We recognise the concerns raised about the discovery of traces of tallow used in the production of our polymer 5 notes. We were not aware of the presence of animal-derived products when we signed the contract with our supplier for the 5 and 10 banknote polymer. When we discovered the presence of these products, our first step was to alert the public. Subsequently, we have been taking the concerns raised by members of the public with the utmost seriousness.
On 30 November 2016, we made an initial statement.
In February 2017, we announced that the current polymer 5 note would remain in circulationand the new 10 note, due to be issued in September 2017, would be printed on the same polymer material. This was accompanied by an assessment of how we came to this decision.
We also announced that a full public consultation would be held from 30 March 2017 on the new polymer 20 and future print runs of polymer 5 and 10 notes. The public consultation ran from 30 March 2017 to 12 May 2017. This was accompanied by a consultation document and an independent report on the environmental impact of a range of additives from a consultancy firm, Efeca. We also undertook a programme of outreach meetings with representatives of potentially impacted groups.

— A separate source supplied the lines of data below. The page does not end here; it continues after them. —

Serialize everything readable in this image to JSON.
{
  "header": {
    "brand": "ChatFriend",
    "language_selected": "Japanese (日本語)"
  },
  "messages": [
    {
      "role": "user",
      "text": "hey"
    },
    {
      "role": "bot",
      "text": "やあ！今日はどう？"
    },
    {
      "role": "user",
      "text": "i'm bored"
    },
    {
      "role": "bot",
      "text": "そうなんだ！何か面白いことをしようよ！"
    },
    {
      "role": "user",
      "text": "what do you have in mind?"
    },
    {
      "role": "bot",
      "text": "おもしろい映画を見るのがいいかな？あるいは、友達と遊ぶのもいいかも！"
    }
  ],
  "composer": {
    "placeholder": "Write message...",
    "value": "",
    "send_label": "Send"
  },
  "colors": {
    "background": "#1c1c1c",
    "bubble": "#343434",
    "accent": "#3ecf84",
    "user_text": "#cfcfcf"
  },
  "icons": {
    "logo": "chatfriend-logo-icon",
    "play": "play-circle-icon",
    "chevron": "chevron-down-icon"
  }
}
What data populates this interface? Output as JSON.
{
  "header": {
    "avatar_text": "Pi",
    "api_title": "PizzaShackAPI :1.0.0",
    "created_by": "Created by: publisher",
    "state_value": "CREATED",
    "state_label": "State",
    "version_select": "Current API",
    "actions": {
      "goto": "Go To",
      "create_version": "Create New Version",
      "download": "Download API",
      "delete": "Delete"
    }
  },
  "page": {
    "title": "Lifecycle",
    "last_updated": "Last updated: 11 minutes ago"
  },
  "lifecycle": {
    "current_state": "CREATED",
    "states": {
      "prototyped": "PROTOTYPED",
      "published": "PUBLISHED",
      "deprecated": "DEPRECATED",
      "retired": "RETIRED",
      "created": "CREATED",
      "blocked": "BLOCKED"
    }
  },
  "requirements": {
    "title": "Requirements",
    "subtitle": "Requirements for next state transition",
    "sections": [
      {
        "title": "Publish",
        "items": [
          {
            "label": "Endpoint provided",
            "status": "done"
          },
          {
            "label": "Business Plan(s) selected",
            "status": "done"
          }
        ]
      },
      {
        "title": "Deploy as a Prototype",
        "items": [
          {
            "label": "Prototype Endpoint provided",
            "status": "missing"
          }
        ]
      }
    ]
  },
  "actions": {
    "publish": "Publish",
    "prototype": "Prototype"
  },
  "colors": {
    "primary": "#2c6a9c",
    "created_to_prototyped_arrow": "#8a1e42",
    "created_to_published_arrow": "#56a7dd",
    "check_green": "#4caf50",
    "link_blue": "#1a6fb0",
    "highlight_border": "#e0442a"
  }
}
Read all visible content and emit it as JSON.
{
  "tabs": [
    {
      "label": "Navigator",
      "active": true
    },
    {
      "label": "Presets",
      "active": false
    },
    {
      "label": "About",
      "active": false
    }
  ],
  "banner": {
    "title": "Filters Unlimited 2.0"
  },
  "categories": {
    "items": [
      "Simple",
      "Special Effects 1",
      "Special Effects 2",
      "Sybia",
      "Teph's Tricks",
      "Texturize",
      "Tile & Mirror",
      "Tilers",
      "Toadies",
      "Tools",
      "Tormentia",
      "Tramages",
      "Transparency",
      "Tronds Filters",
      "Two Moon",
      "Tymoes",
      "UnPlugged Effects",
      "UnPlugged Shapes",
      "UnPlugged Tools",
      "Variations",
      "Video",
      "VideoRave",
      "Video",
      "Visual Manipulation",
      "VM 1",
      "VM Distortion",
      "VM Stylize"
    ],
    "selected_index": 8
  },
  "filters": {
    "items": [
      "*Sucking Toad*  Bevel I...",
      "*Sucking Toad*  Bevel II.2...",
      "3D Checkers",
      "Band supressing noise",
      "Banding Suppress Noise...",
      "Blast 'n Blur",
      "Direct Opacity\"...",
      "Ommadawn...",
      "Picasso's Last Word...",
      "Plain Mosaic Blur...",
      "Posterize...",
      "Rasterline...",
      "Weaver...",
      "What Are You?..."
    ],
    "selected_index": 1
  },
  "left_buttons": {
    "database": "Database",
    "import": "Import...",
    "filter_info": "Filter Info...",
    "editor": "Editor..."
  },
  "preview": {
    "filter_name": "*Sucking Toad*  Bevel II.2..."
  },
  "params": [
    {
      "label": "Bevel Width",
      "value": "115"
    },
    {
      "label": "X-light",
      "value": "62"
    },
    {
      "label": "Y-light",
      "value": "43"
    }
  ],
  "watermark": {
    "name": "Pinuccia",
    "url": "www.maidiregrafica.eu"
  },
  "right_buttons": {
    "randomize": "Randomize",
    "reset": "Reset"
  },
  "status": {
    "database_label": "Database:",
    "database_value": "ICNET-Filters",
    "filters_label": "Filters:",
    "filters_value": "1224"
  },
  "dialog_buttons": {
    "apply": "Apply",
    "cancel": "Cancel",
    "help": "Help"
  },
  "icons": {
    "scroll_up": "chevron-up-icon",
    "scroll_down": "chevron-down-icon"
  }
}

On 10 August 2017, we announced that there would be no change to the composition of the polymerused for future notes. The new 20 note and future print runs of the polymer 5 and 10 will continue to be made from polymer manufactured using trace amounts, typically less than 0.05%, of chemicals ultimately derived from animal products.
Our decision reflected multiple considerations, including the concerns raised by the public, the availability of environmentally sustainable alternatives, positions of other central banks and value for money, as well as the widespread use of animal-derived additives in everyday products, including alternative payment methods. In reaching our decision, we also took account of our obligations under the Equality Act 2010. We also published a document providing more detail on the decision.
In October 2018 we announced that a new 50 would be issued after the 20 note and that this note would also be printed on polymer. Following discussion with suppliers, we have not identified any changes to the availability or cost of alternative polymer substrates which would alter the conclusion reached in August 2017. The Bank therefore currently anticipates that the composition of the polymer substrate for 50 will be the same as for the 20. Consistent with the Banks obligations under the Equality Act 2010, particularly the Public Sector Equality Duty, the Bank will however engage with those organisations which were involved in its outreach programme in 2017 before it makes a final decision. Members of the public may also express any views by sending them to email@example.com.